• **Work order**: Scan the data. Collect each line that contains the word "UnionPay".

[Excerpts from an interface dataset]
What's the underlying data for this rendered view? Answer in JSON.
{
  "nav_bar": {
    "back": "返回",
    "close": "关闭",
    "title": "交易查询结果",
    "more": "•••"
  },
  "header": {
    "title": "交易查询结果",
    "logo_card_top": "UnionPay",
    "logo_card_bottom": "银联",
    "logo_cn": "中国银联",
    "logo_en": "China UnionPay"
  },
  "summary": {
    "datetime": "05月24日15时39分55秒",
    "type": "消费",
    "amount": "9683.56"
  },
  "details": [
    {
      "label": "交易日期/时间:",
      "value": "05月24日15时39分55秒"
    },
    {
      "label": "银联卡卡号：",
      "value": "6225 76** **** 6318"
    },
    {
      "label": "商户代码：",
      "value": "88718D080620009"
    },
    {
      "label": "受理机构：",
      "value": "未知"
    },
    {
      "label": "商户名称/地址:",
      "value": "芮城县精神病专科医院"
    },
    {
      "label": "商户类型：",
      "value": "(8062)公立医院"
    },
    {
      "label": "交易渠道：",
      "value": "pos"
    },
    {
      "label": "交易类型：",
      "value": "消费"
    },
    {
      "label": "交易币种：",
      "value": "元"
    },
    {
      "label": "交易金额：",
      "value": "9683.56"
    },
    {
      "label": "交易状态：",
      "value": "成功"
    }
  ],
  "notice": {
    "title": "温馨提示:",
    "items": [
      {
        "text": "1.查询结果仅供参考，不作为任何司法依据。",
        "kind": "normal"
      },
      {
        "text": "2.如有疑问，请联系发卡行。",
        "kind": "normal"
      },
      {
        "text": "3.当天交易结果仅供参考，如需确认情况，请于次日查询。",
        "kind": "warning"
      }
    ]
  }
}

• **Answer section**:
    "logo_card_top": "UnionPay",
    "logo_en": "China UnionPay"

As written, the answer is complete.